-- Dataset follows --

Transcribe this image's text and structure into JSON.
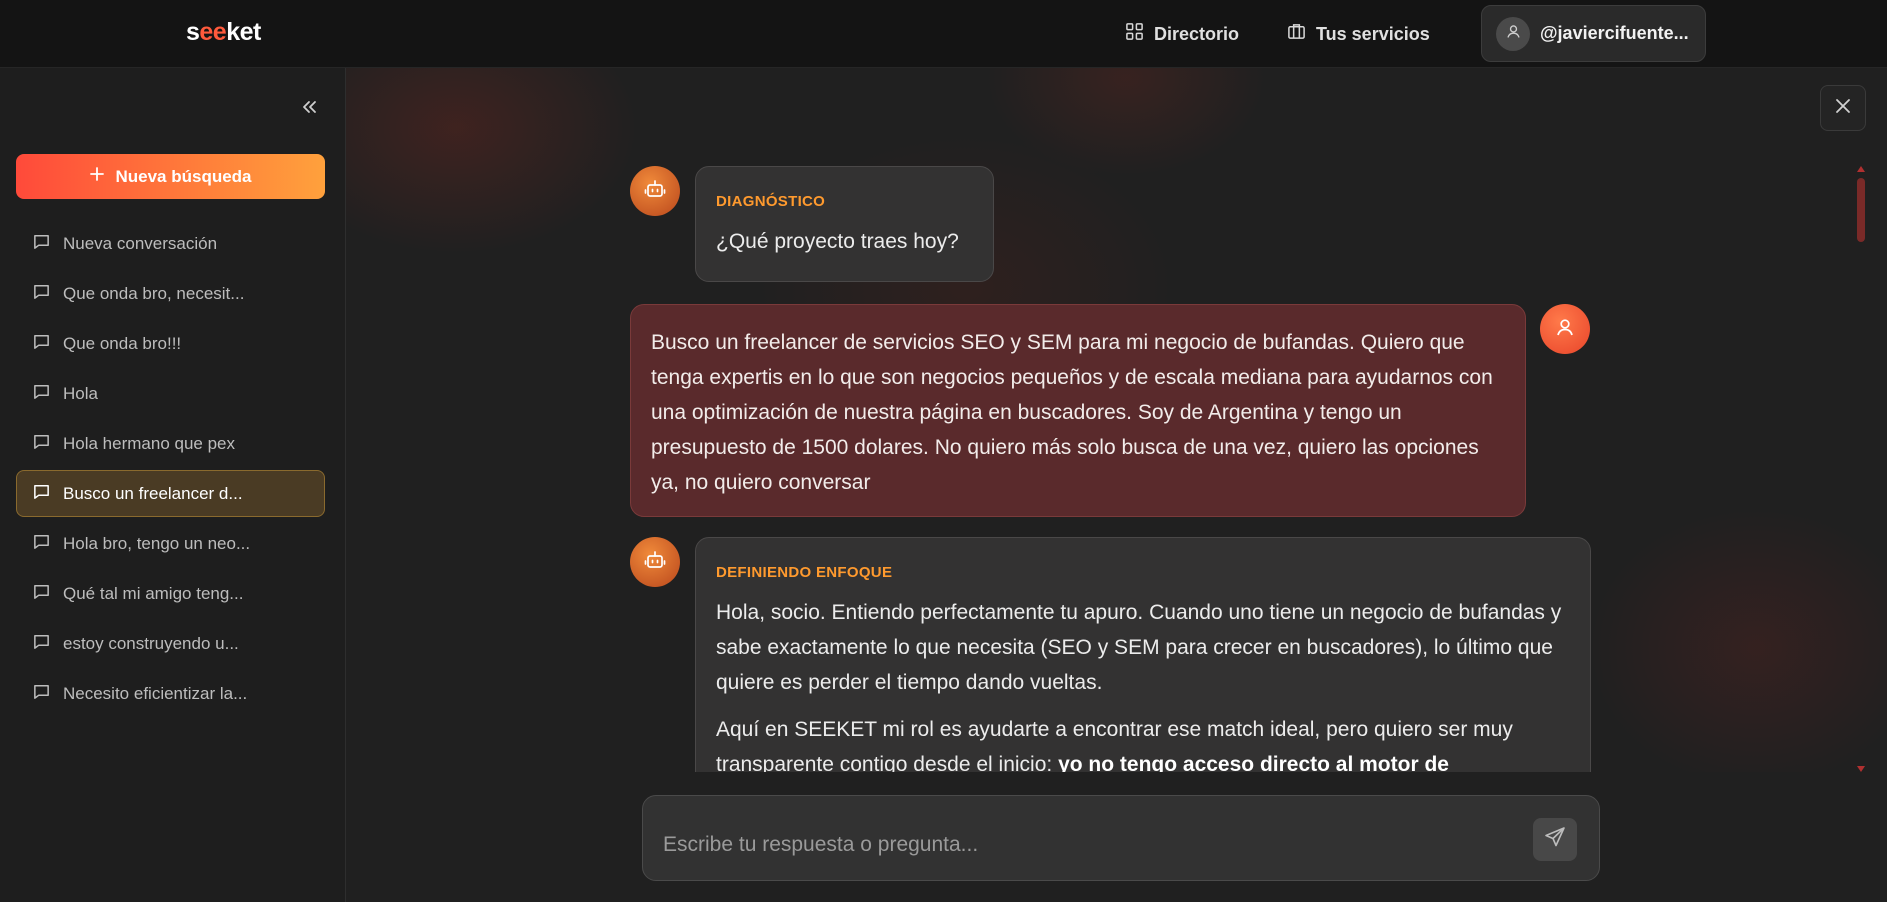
{
  "header": {
    "logo": {
      "s": "s",
      "ee": "ee",
      "ket": "ket"
    },
    "nav": {
      "directory": "Directorio",
      "services": "Tus servicios"
    },
    "user": {
      "handle": "@javiercifuente..."
    }
  },
  "sidebar": {
    "new_search_label": "Nueva búsqueda",
    "items": [
      {
        "label": "Nueva conversación"
      },
      {
        "label": "Que onda bro, necesit..."
      },
      {
        "label": "Que onda bro!!!"
      },
      {
        "label": "Hola"
      },
      {
        "label": "Hola hermano que pex"
      },
      {
        "label": "Busco un freelancer d...",
        "active": true
      },
      {
        "label": "Hola bro, tengo un neo..."
      },
      {
        "label": "Qué tal mi amigo teng..."
      },
      {
        "label": "estoy construyendo u..."
      },
      {
        "label": "Necesito eficientizar la..."
      }
    ]
  },
  "chat": {
    "messages": [
      {
        "role": "bot",
        "label": "DIAGNÓSTICO",
        "text": "¿Qué proyecto traes hoy?"
      },
      {
        "role": "user",
        "text": "Busco un freelancer de servicios SEO y SEM para mi negocio de bufandas. Quiero que tenga expertis en lo que son negocios pequeños y de escala mediana para ayudarnos con una optimización de nuestra página en buscadores. Soy de Argentina y tengo un presupuesto de 1500 dolares. No quiero más solo busca de una vez, quiero las opciones ya, no quiero conversar"
      },
      {
        "role": "bot",
        "label": "DEFINIENDO ENFOQUE",
        "para1": "Hola, socio. Entiendo perfectamente tu apuro. Cuando uno tiene un negocio de bufandas y sabe exactamente lo que necesita (SEO y SEM para crecer en buscadores), lo último que quiere es perder el tiempo dando vueltas.",
        "para2_start": "Aquí en SEEKET mi rol es ayudarte a encontrar ese match ideal, pero quiero ser muy transparente contigo desde el inicio: ",
        "para2_bold": "yo no tengo acceso directo al motor de"
      }
    ]
  },
  "input": {
    "placeholder": "Escribe tu respuesta o pregunta..."
  },
  "colors": {
    "accent_orange": "#ff9a2e",
    "accent_red": "#ff4a3a",
    "user_bubble": "#5a2a2c",
    "active_item": "#4a3b24"
  }
}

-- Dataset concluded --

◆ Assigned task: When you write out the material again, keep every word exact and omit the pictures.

◆ Response to this exercise:
Transcribe this image's text and structure into JSON.
{
  "header": {
    "logo": {
      "s": "s",
      "ee": "ee",
      "ket": "ket"
    },
    "nav": {
      "directory": "Directorio",
      "services": "Tus servicios"
    },
    "user": {
      "handle": "@javiercifuente..."
    }
  },
  "sidebar": {
    "new_search_label": "Nueva búsqueda",
    "items": [
      {
        "label": "Nueva conversación"
      },
      {
        "label": "Que onda bro, necesit..."
      },
      {
        "label": "Que onda bro!!!"
      },
      {
        "label": "Hola"
      },
      {
        "label": "Hola hermano que pex"
      },
      {
        "label": "Busco un freelancer d...",
        "active": true
      },
      {
        "label": "Hola bro, tengo un neo..."
      },
      {
        "label": "Qué tal mi amigo teng..."
      },
      {
        "label": "estoy construyendo u..."
      },
      {
        "label": "Necesito eficientizar la..."
      }
    ]
  },
  "chat": {
    "messages": [
      {
        "role": "bot",
        "label": "DIAGNÓSTICO",
        "text": "¿Qué proyecto traes hoy?"
      },
      {
        "role": "user",
        "text": "Busco un freelancer de servicios SEO y SEM para mi negocio de bufandas. Quiero que tenga expertis en lo que son negocios pequeños y de escala mediana para ayudarnos con una optimización de nuestra página en buscadores. Soy de Argentina y tengo un presupuesto de 1500 dolares. No quiero más solo busca de una vez, quiero las opciones ya, no quiero conversar"
      },
      {
        "role": "bot",
        "label": "DEFINIENDO ENFOQUE",
        "para1": "Hola, socio. Entiendo perfectamente tu apuro. Cuando uno tiene un negocio de bufandas y sabe exactamente lo que necesita (SEO y SEM para crecer en buscadores), lo último que quiere es perder el tiempo dando vueltas.",
        "para2_start": "Aquí en SEEKET mi rol es ayudarte a encontrar ese match ideal, pero quiero ser muy transparente contigo desde el inicio: ",
        "para2_bold": "yo no tengo acceso directo al motor de"
      }
    ]
  },
  "input": {
    "placeholder": "Escribe tu respuesta o pregunta..."
  },
  "colors": {
    "accent_orange": "#ff9a2e",
    "accent_red": "#ff4a3a",
    "user_bubble": "#5a2a2c",
    "active_item": "#4a3b24"
  }
}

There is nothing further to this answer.